[Dataset items]
+===+

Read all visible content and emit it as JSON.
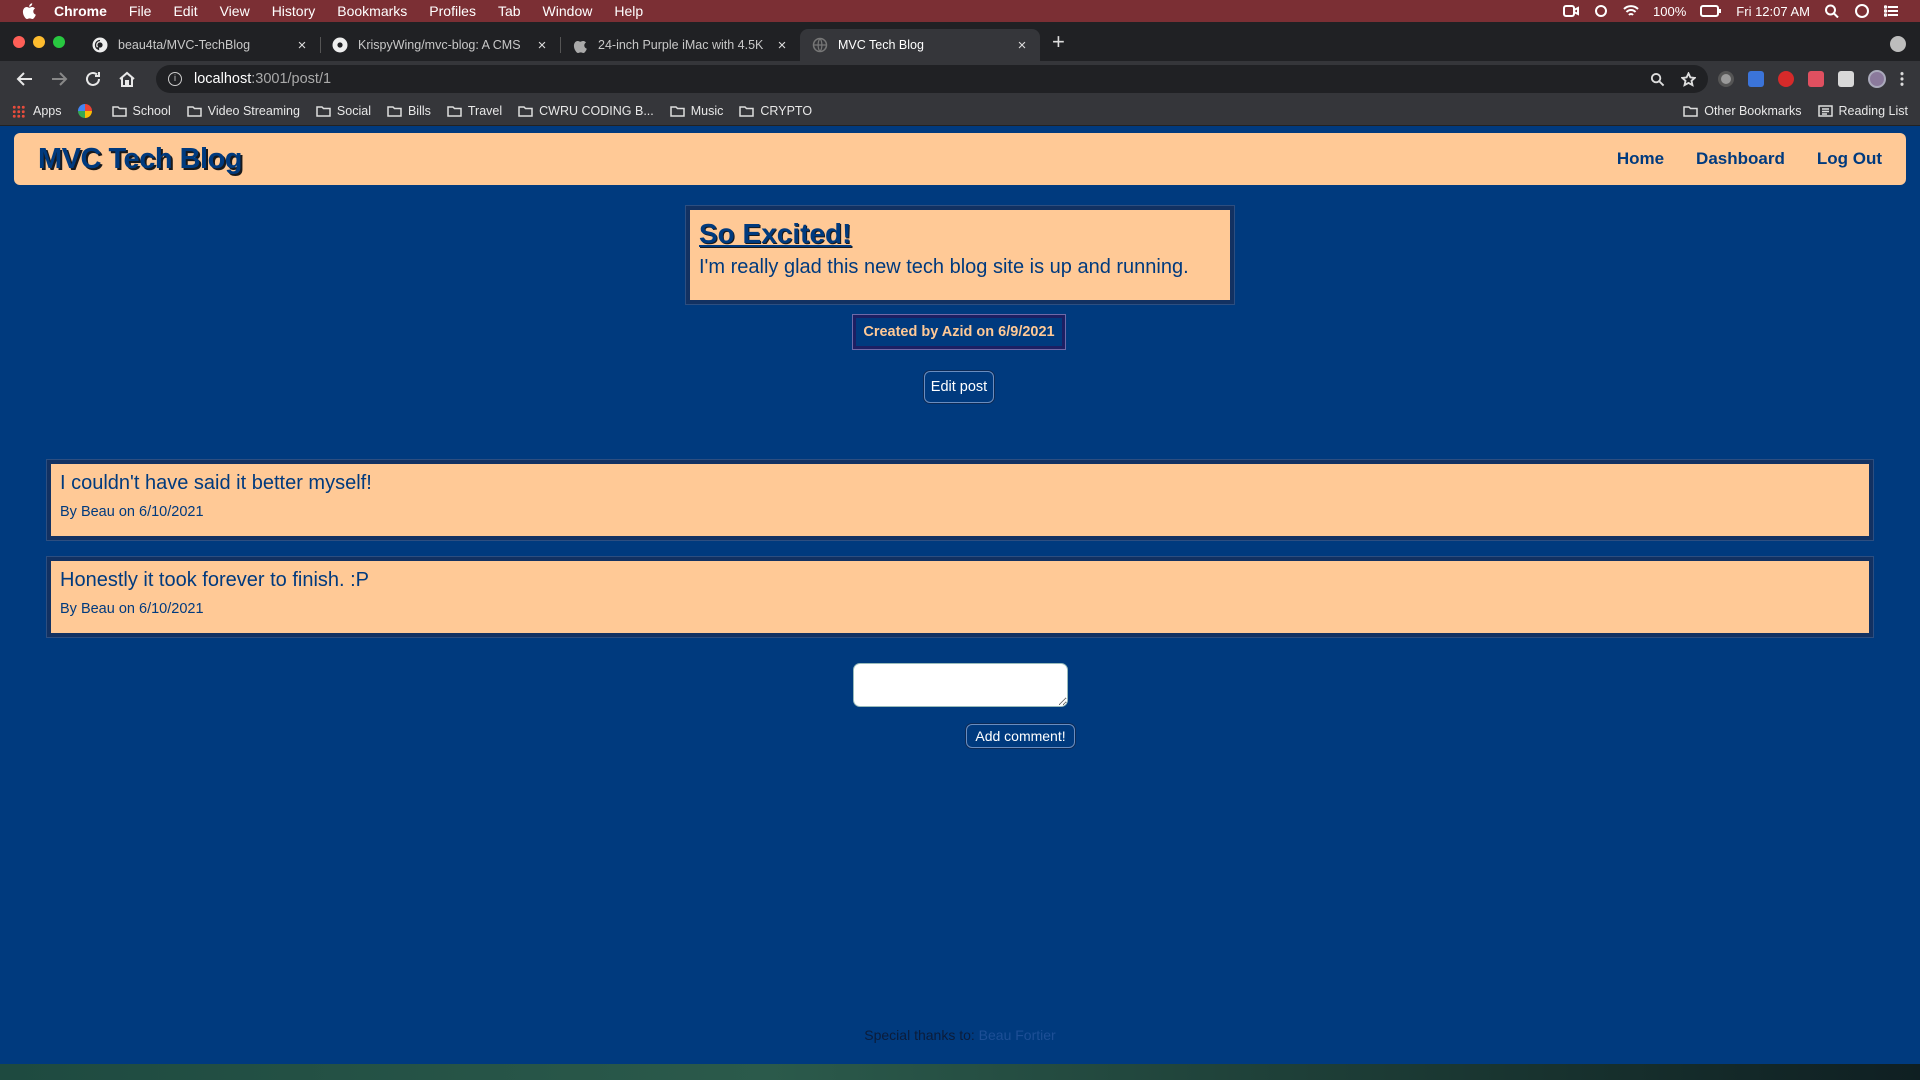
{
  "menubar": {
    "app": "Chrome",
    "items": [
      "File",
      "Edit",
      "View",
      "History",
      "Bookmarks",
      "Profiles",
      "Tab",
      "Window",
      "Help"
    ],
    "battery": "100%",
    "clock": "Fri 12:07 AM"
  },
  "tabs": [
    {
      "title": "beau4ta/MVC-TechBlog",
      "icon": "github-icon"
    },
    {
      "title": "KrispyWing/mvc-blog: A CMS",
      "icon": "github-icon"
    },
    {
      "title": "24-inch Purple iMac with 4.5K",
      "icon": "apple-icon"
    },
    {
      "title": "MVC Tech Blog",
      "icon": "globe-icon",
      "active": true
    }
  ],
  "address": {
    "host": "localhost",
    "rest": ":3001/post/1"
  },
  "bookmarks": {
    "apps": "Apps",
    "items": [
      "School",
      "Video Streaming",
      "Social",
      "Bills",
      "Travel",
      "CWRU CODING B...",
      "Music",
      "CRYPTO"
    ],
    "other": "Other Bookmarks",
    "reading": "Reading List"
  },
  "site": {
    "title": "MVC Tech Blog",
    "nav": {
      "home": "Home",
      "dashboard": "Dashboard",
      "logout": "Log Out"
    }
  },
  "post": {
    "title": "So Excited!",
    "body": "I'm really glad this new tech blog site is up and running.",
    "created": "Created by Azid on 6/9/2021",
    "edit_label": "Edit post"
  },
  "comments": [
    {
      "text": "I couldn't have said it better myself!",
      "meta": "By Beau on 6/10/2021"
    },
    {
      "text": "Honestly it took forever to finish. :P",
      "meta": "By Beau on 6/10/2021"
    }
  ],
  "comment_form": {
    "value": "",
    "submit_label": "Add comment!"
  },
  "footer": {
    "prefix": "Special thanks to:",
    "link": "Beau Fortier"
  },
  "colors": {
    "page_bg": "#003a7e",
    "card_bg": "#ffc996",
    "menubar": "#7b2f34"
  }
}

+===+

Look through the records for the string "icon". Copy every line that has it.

      "icon": "github-icon"
      "icon": "github-icon"
      "icon": "apple-icon"
      "icon": "globe-icon",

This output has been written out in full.